** REQUIRED ACTION **
Scan the material below and report how many lines include the string "enabled"; nothing else belongs in the reply.

--*--

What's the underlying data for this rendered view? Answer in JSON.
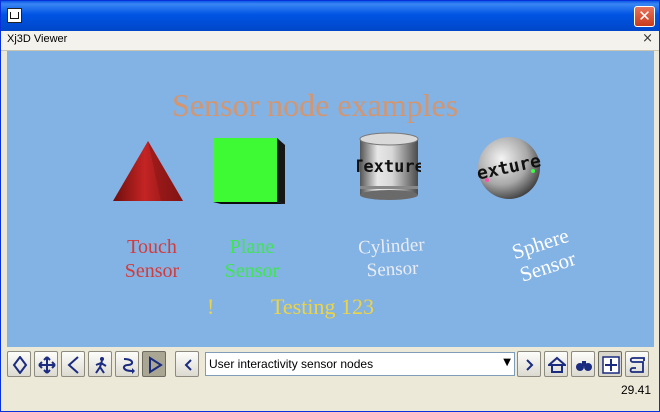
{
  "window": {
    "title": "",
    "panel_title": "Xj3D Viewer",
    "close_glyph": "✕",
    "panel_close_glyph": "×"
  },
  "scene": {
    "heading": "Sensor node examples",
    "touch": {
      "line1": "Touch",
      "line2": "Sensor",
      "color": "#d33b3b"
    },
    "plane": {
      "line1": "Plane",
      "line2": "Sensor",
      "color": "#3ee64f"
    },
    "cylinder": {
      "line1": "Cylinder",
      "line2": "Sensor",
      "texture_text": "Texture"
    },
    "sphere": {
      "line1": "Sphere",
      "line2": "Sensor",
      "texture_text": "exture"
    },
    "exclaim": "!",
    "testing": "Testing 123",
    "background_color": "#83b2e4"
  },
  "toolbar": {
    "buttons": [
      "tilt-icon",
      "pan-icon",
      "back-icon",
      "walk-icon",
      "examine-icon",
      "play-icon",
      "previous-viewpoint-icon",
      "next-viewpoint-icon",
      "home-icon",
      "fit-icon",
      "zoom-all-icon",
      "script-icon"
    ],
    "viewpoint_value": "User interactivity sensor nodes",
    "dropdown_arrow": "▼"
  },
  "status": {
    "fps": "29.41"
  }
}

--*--

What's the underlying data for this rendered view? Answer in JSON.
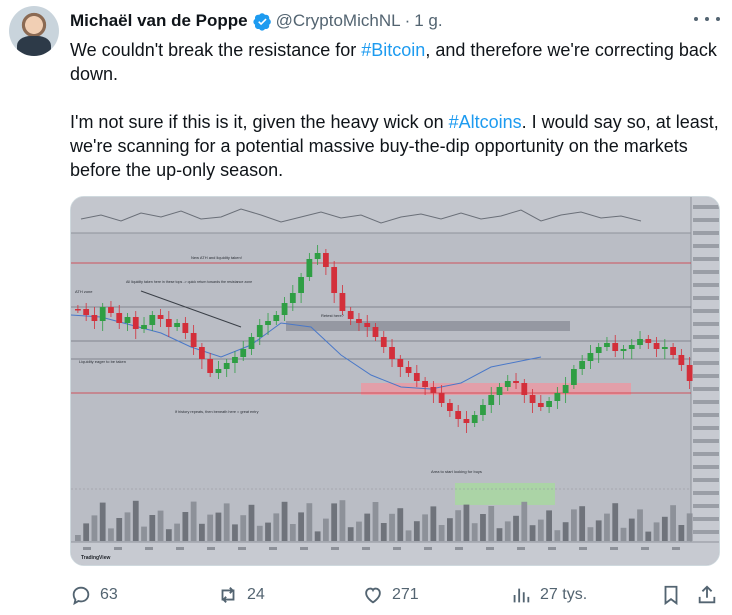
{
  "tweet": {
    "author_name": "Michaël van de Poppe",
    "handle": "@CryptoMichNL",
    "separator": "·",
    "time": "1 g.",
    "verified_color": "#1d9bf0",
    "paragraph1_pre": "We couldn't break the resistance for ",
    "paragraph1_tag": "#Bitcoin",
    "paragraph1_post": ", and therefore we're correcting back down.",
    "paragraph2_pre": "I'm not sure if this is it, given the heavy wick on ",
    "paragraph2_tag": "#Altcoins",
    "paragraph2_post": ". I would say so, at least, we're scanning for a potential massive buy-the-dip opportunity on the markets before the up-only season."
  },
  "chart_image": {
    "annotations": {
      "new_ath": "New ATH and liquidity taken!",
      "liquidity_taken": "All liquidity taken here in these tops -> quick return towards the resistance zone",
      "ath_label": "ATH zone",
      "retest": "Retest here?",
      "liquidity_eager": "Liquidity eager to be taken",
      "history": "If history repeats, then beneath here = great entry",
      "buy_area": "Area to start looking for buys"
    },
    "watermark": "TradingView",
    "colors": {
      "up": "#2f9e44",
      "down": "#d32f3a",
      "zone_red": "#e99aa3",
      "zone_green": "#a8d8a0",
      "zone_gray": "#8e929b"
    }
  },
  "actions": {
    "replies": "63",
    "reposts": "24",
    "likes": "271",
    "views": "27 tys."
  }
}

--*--

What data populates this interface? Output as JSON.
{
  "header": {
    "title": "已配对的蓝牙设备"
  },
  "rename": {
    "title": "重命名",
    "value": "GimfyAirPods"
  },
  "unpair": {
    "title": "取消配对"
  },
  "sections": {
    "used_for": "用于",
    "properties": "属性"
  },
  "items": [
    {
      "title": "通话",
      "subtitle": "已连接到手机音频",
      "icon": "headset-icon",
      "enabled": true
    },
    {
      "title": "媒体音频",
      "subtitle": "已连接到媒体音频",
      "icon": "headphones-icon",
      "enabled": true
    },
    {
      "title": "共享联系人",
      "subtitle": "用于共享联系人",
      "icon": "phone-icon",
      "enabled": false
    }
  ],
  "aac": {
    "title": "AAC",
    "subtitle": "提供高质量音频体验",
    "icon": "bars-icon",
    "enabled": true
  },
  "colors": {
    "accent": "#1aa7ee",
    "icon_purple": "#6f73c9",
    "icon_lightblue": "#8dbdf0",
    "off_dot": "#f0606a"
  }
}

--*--

** RESPONSE TO THE EXERCISE **
4